Today’s consumer is increasingly concerned with the ethics behind some of their favourite brands, whether it’s fast fashion, or a company’s attitude towards animal welfare. The debate surrounding the use of animal by-products in fashion is especially rife surrounding luxury fashion labels, such as Givenchy.
Simply put, Givenchy is not vegan whatsoever, as they continue to test on animals and use animal by-products in its fashion lines. They do, however, sell some ‘vegan’ products.
Let’s break it down.
Is Vegan The Same As Cruelty Free?
In order to be considered a vegan brand, the brand has to be cruelty free, so the terms can be used interchangeably. Givenchy would be considered as definitively non-cruelty free, because they engage in a number of practices that are directly or indirectly harmful to animals.
These practices include testing on animals, using suppliers that test on animals, allowing third-party companies to test on animals on their behalf, or they supply cosmetics to countries where animal testing is required by law, such as mainland China.
Do Givenchy Offer Vegan Products?
Despite selling cosmetics in the Chinese markets and engaging in animal testing, Givenchy do offer some vegan alternatives to some of their products, such as the vegan version of the Givenchy Antigona bag. This is becoming an increasingly popular move by a lot of high-end luxury brands, as they are now able to provide the growing vegan market with versions of some of their most popular and iconic pieces.
Whilst this is clearly a positive step in the right direction for a lot of concerned customers, this doesn’t necessarily negate the anti-vegan damage that the brand carries out in its other, more mainstream lines. A lot of vegan and ethically-minded consumers still find it problematic to purchase vegan products from brands that still carry out non-vegan practices, because they are ultimately still supporting practices that they disagree with.
How Can Givenchy Do More?
Givenchy clearly have a long way to go to improve their status among vegan consumers, but for a large luxury brand such as themselves, this is not an easy process for them to undertake. To be truly cruelty free, brands would have to stop selling in places such as mainland China, which is obviously a very large market that provides a lot of profit for the company. Large luxury brands such as Givenchy will always prioritise their client base and profit margins over animal welfare, certainly for the foreseeable future.
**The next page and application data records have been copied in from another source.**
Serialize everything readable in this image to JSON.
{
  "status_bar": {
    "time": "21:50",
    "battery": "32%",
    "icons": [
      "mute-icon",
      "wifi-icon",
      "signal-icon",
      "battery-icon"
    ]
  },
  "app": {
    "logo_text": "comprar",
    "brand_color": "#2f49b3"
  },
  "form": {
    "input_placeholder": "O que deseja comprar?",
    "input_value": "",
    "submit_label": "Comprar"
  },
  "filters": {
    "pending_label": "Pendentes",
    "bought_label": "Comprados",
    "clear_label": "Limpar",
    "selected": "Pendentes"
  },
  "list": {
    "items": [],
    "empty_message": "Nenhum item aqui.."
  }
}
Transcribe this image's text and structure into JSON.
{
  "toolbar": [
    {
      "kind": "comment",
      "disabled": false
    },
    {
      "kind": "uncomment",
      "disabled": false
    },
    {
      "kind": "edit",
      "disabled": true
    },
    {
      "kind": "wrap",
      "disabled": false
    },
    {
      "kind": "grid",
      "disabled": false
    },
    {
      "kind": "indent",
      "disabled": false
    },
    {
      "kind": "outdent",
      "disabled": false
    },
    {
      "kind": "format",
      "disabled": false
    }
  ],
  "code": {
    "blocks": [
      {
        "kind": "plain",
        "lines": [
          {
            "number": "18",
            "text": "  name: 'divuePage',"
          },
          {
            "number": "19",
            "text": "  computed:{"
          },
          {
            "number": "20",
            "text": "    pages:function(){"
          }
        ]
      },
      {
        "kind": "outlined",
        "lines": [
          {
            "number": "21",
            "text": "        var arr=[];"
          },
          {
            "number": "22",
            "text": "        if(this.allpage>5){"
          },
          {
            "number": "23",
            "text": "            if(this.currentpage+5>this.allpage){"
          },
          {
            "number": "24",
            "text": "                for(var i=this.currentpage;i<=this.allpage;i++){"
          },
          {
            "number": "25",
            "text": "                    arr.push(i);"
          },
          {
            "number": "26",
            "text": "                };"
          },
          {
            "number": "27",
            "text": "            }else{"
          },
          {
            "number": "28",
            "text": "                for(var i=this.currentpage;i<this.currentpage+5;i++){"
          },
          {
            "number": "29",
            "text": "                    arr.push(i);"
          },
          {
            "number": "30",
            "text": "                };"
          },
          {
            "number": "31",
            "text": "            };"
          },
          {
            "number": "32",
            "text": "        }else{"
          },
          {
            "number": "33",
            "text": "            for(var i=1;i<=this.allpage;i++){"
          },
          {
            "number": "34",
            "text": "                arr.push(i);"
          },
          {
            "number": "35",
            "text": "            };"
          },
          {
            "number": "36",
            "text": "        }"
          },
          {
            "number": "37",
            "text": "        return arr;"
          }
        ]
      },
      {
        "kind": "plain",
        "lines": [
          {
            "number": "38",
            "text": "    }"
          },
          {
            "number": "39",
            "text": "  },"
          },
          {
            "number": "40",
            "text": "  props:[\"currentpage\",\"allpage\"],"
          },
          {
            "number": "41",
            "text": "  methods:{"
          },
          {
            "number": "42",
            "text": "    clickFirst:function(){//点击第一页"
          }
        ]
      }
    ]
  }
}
Until Givenchy ceases to engage in animal testing, using by-products such as leather, and selling their products, most notably cosmetics, in countries that continue to require animal testing by law, then Givenchy will never be considered truly vegan, even in spite of their few vegan offerings.